  • Lydia

    THX 1138? Wow, you ARE a sci fi nerd!

  • hfs

    I think it’s an absolutely terrible idea to allow any sort of electronic tagging or tracking without first obtaining a conviction: it would set a dangerous precedent, and it would be too easy for authorities to abuse this.
    As part of a sentence or a condition of parole, this might be more acceptable.

  • Lydia

    And this is why thinking about the problem of punishment and/or rehab of criminals makes my head hurt.
    It is an issue that brings up numerous moral questions which I really have no idea how to answer. I remember talking about them at great length in a philosophy of public policy class I took in college. We had an exercise which involved looking at a (relatively detailed) list of hypothetical crimes and choosing appropriate punishments from a list of possibities, which included things like death penalty, 5 years prison sentence, life in prison, house arrest, probation, rehab etc. Some people finished up in a flash but those of us who are skeptical of the idea of incarceration, retribution and other aspects of our society’s system of punishment were going nuts, particularly when it came to examples that involved rape and abuse. We kept on coming up with convoluted combinations of rehab and other stuff (and writing caveats in the margins etc.) that would jibe more easily with our consciences. We felt that morally there was no other choice. Here’s the thing. I don’t really think rehab for abusers works either. I think a few months or years of rehab is no match for a lifetime of living in and learning from a society that teaches men to be aggressive and violent. The best solution would obviously be to not live in such a society. But that is not an option we have at this time. Our society is what it is right now, and we have to find a practical way to deal with the consequences.
    So what the hell do you do? I don’t think it really helps anyone to throw a bunch of violent men into a violent environment like prison. On the other hand, it does keep those violent people away from their victims (and potential victims) for as long as they’re there. And how many other options do you have if rehab doesn’t work? One would be the electronic tagging idea. And I share your concerns about it. It sounds a bit too Orwellian for me to be totaly comfortable with it. But if it prevents innocent people from being harmed, is it, perhaps, the lesser of two evils? Or is that slope just too damn slippery? I don’t know. I guess I lean towards supporting this law, but I don’t really have any answers. The truth is, this problem confounds me.

  • Sara B

    Does the law actually limit its application to men?

  • Sky
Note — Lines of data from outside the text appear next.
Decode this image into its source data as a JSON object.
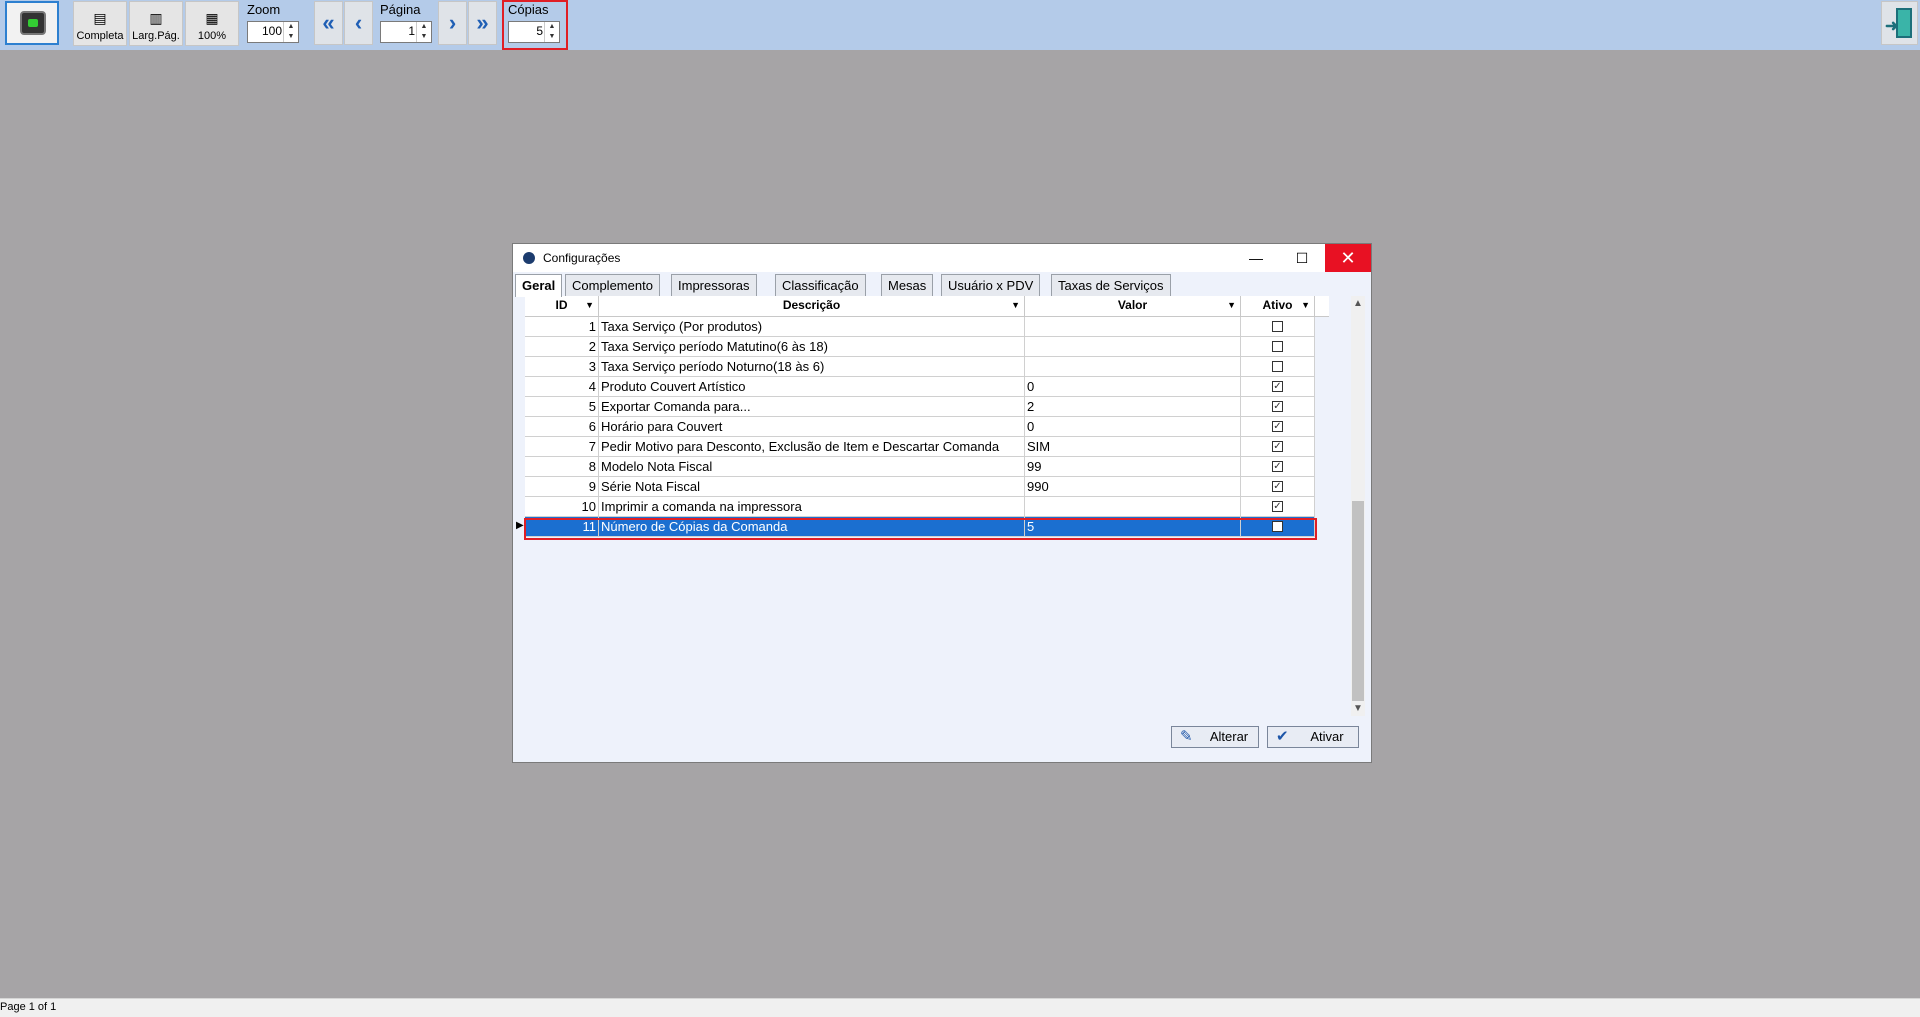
{
  "toolbar": {
    "print_icon": "printer-icon",
    "view_buttons": [
      {
        "label": "Completa",
        "icon": "full-page-icon"
      },
      {
        "label": "Larg.Pág.",
        "icon": "page-width-icon"
      },
      {
        "label": "100%",
        "icon": "actual-size-icon"
      }
    ],
    "zoom": {
      "label": "Zoom",
      "value": "100"
    },
    "nav": {
      "first": "«",
      "prev": "‹",
      "next": "›",
      "last": "»"
    },
    "page": {
      "label": "Página",
      "value": "1"
    },
    "copies": {
      "label": "Cópias",
      "value": "5"
    },
    "exit_icon": "exit-door-icon"
  },
  "status": {
    "text": "Page 1 of 1"
  },
  "dialog": {
    "title": "Configurações",
    "controls": {
      "minimize": "—",
      "maximize": "☐",
      "close": "✕"
    },
    "tabs": [
      "Geral",
      "Complemento",
      "Impressoras",
      "Classificação",
      "Mesas",
      "Usuário x PDV",
      "Taxas de Serviços"
    ],
    "active_tab": "Geral",
    "columns": {
      "id": "ID",
      "descricao": "Descrição",
      "valor": "Valor",
      "ativo": "Ativo"
    },
    "rows": [
      {
        "id": "1",
        "descricao": "Taxa Serviço (Por produtos)",
        "valor": "",
        "ativo": false
      },
      {
        "id": "2",
        "descricao": "Taxa Serviço período Matutino(6 às 18)",
        "valor": "",
        "ativo": false
      },
      {
        "id": "3",
        "descricao": "Taxa Serviço  período Noturno(18 às 6)",
        "valor": "",
        "ativo": false
      },
      {
        "id": "4",
        "descricao": "Produto Couvert Artístico",
        "valor": "0",
        "ativo": true
      },
      {
        "id": "5",
        "descricao": "Exportar Comanda para...",
        "valor": "2",
        "ativo": true
      },
      {
        "id": "6",
        "descricao": "Horário para Couvert",
        "valor": "0",
        "ativo": true
      },
      {
        "id": "7",
        "descricao": "Pedir Motivo para Desconto, Exclusão de Item e Descartar Comanda",
        "valor": "SIM",
        "ativo": true
      },
      {
        "id": "8",
        "descricao": "Modelo Nota Fiscal",
        "valor": "99",
        "ativo": true
      },
      {
        "id": "9",
        "descricao": "Série Nota Fiscal",
        "valor": "990",
        "ativo": true
      },
      {
        "id": "10",
        "descricao": "Imprimir a comanda na impressora",
        "valor": "",
        "ativo": true
      },
      {
        "id": "11",
        "descricao": "Número de Cópias da Comanda",
        "valor": "5",
        "ativo": false,
        "selected": true
      }
    ],
    "buttons": {
      "alterar": {
        "label": "Alterar",
        "icon": "edit-pencil-icon"
      },
      "ativar": {
        "label": "Ativar",
        "icon": "checkmark-icon"
      }
    }
  }
}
    In the abstract, I’m opposed to this.
    But, as things stand now, it is difficult to get a restraining order against an abusive person, especially if they were never physically abusive, or if you have had a relationship (familial, romantic, or otherwise) with your abuser. Plus, restraining orders do very little unless the person actually breaks the restraining order, and then it’s on the victim to call the police and, if the perpetrator runs away, prove that they were actually there. Given all that, I’m in favor. And yes, I’m an abuse survivor.